“There is no ideal audience, no council of elders to adjudicate literary quality; it’s just us. The only people you’ll ever really be able to connect with are the ones who are here now, enjoying their one brief chance to be alive alongside you.
I now wish I’d been less guarded in my interactions with readers. Because, it turns out, this may have been the part of writing a book that mattered the most. When I saw Ray Bradbury speak—one of my own favorite writers as a young reader—he told us that, when he was a teenager, he’d sent a crazed fan letter to Hal Foster, creator of the comic strip Prince Valiant. By way of thank-you note, Foster sent young Ray a whole page of his original art. ‘I wrote him to say, ‘I love you,’ and he wrote back and said, ‘I love you too,’’ Bradbury concluded. ‘Write the people whose work you love and tell ‘em you love them!’ he commanded. The best consequence of having written my books has been the people it’s brought into my life—writers I’ve long admired who are now correspondents, students who’ve graduated to become colleagues and friends, strangers I came to know and, sometimes, to love. You beam your feeble radio signals out into the abyss and then, one morning, years later, the skies are full of starships.

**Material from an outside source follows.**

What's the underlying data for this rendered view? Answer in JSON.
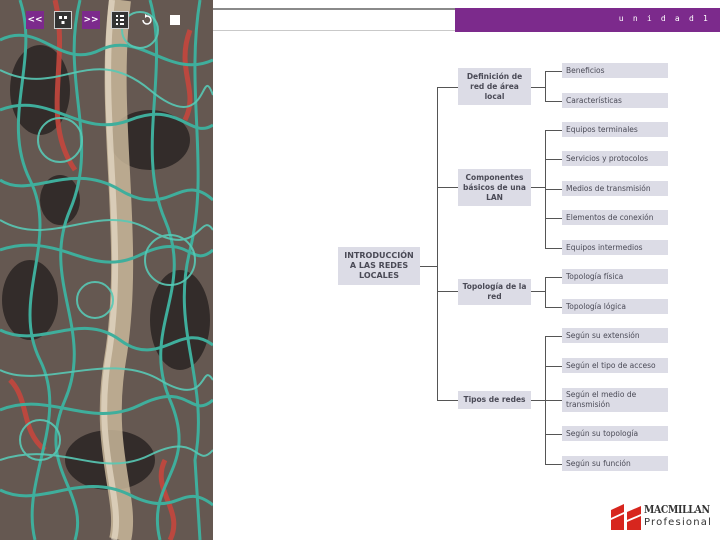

My partner’s former husband, a musician, also told her that the creative process really isn’t complete until you’ve shared your work with others. Which, for the kinds of people who prefer to spend hundreds of hours alone in a room toying with their own ideas, can be a nerve-racking ordeal. But there’s a crucial difference between the need to be paid attention to and the desire to connect—it’s the difference between trying to one-up someone else’s story and telling one of your own to commiserate, to empathize; between saying Look at me, everybody and You’re not the only one.“
— Tim Kreider (via)